Or wear a costume?
No costumes! [Laughs.] Somehow, my two careers have not crossed streams yet. I could force my hand and say I came straight from the set: "Sorry, I had to wear this." Something crazy and revealing, with high-heeled pumps? "Sorry, I had no time to change." Maybe a Carmen Miranda costume, that's tropical enough to fit with a Descendants-Hawaii theme. Or Tina Turner. She can fit in anywhere. Why not? Fox Searchlight would probably be thrilled with the attention it would get.

And then you could cross pollinate the campaigns: awards campaign for The Descendants, and Save Community.
Yes! Anything to sort of remind people that we want to stay alive.

By the way, Vulture made some Save Community posters for you.
I know! Those are great. Are you selling them?

Um, I think they're free to pass along. Where would the money go?
I guess it wouldn't make sense unless you gave the money to a charity. Or to us. If only money could save us.

What would save you?
We need people. I'm sort of feeling the message is, or what you can only say is, "Watch us." Watch it live. Watch it in three days. Whatever the rules are by which we have to survive in order to be counted as Nielsen ratings. It's a bigger issue than a save-this-show campaign, because this has happened before, say with Arrested Development, which deserved better, and this issue can't just keep repeating itself. It was one thing with Friends, back in 1994, to get an audience of 30 million people in their time slot at 8 p.m., but people today, especially a young audience, watch it online. Technology has changed, and we need to figure out how to improve the archaic way of what makes a hit, or how to determine how many viewers are watching beyond some people with Nielsen boxes in a small percentage of homes in random areas.

Do you think the show, being as meta as it is, will somehow address all this outside turmoil creatively? Perhaps along the lines of when Abed freaked out about Cougar Town?
I would not doubt that [creator] Dan Harmon already has something in mind. He has a history of putting things in like that. I'd be curious to see if it alters the grand scheme in any way, since we were mapping out this year like The Wire. But I'm not suggesting anything! I don't do that. I love the writers too much to impart any of my opinions on them. This is just my playground. Sure, there are characters you care about, but if they want to have a zombie attack or whatever, the core relationships will just grow from that crazy environment. On the one hand, this is a show about a study group, but the story doesn't have to always fit that mold. So what if zombies attack? But I know I'm just preaching to people who clearly understand that.

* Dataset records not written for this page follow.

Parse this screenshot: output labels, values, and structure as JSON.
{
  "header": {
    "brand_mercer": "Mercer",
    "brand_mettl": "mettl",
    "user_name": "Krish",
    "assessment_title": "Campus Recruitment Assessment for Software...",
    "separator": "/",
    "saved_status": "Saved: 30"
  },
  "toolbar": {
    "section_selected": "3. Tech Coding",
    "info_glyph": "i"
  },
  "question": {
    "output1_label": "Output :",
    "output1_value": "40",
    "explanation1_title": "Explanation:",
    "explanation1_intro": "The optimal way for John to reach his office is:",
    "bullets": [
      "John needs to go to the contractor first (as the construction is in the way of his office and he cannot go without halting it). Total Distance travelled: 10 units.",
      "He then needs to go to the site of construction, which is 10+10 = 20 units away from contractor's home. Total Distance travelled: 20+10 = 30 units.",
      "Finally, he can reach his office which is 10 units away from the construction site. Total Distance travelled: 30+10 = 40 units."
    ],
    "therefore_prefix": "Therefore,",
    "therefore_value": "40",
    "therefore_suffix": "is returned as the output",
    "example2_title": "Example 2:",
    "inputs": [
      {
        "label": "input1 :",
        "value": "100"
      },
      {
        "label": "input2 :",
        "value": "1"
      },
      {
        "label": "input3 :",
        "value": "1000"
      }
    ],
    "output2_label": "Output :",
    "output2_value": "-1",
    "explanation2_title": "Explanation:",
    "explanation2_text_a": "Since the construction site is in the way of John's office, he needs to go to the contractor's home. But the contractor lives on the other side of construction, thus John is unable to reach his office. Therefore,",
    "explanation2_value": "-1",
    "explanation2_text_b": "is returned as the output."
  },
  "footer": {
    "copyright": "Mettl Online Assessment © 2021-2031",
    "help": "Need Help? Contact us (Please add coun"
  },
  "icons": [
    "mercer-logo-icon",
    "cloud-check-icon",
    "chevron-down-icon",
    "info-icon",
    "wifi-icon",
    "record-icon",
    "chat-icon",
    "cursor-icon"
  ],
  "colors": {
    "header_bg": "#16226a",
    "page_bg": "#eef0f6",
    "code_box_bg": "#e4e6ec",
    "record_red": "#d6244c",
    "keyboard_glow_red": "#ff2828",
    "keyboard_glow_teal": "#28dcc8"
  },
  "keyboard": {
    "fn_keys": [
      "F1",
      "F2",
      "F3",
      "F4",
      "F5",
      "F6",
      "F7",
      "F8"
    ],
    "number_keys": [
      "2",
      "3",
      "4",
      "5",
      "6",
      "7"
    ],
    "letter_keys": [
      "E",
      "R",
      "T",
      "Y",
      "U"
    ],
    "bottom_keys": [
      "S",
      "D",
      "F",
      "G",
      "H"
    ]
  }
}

Some critics say it is that kind of randomness and the rabid fan base that doomed the show.
I hear that. Some people will ruin a movie for you if they enthuse too much. But the unfortunate thing [either way] is, if we need people to stay at home and watch it live, then we're fucked.

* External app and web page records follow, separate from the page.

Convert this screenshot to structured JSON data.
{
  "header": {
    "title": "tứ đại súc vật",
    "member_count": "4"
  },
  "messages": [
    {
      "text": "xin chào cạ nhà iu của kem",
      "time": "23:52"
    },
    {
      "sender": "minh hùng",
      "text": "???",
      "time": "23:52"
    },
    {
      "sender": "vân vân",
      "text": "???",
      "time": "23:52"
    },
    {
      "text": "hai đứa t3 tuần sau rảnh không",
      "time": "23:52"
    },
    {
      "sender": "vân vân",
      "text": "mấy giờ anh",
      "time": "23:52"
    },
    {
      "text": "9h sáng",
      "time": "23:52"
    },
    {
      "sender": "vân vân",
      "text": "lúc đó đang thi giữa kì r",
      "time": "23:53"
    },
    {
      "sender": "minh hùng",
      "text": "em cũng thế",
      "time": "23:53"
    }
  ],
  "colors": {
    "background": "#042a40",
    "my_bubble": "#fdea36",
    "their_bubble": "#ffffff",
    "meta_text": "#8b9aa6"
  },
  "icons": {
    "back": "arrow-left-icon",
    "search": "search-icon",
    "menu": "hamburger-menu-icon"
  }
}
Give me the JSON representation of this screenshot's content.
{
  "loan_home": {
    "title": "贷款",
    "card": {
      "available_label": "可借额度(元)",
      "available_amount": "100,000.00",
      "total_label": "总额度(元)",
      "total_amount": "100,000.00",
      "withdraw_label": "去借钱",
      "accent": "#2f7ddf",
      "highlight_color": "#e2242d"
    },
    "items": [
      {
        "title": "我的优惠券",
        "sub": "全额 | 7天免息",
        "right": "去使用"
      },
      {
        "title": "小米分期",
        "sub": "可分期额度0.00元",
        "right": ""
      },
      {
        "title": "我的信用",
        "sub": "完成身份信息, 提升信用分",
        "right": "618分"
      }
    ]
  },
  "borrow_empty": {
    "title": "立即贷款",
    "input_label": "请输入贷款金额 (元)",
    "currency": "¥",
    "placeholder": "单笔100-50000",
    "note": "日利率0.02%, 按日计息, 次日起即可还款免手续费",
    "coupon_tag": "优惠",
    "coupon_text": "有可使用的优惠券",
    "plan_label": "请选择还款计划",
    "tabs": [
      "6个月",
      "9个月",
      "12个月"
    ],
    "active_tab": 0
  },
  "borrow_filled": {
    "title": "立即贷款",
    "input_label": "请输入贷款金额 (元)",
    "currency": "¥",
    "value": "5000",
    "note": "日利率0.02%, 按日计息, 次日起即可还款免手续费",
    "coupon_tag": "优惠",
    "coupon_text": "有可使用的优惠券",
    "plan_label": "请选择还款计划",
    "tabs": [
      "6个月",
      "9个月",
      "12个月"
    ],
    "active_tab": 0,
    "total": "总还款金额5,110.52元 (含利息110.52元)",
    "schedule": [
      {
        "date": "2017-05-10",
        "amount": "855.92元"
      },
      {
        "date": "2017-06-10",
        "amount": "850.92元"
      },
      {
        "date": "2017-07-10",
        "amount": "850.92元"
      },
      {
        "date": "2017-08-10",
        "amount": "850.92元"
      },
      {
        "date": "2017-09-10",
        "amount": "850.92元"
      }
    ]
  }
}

Getting back to The Descendants: Since you were more known as an actor at the time you got the job to co-write the movie, how did the gig even come about?
Nat and I were talking to Alexander Payne about another project — The Way Back, now called The Way, Way Back — and our script for that was similar tonally and also tapped into a skewered family. He had already optioned the book The Descendants, and so he gave us the book to read and asked what we thought, and then he asked us to come aboard. So it really just fell into our lap.
 
What are some of the challenges with that book? Besides getting rid of the mom flashbacks?
Scottie [the youngest daughter in the movie] was much more of a presence, so we had to cut some of her scenes, like where she's doing things with her breasts, and how she was mimicking her mom, because her mom and her sister were models, and we took that out.

Did you have George Clooney in mind when you were writing?
No, but Alex did. And that worked for us!

Photo: Amanda Parks/Splash News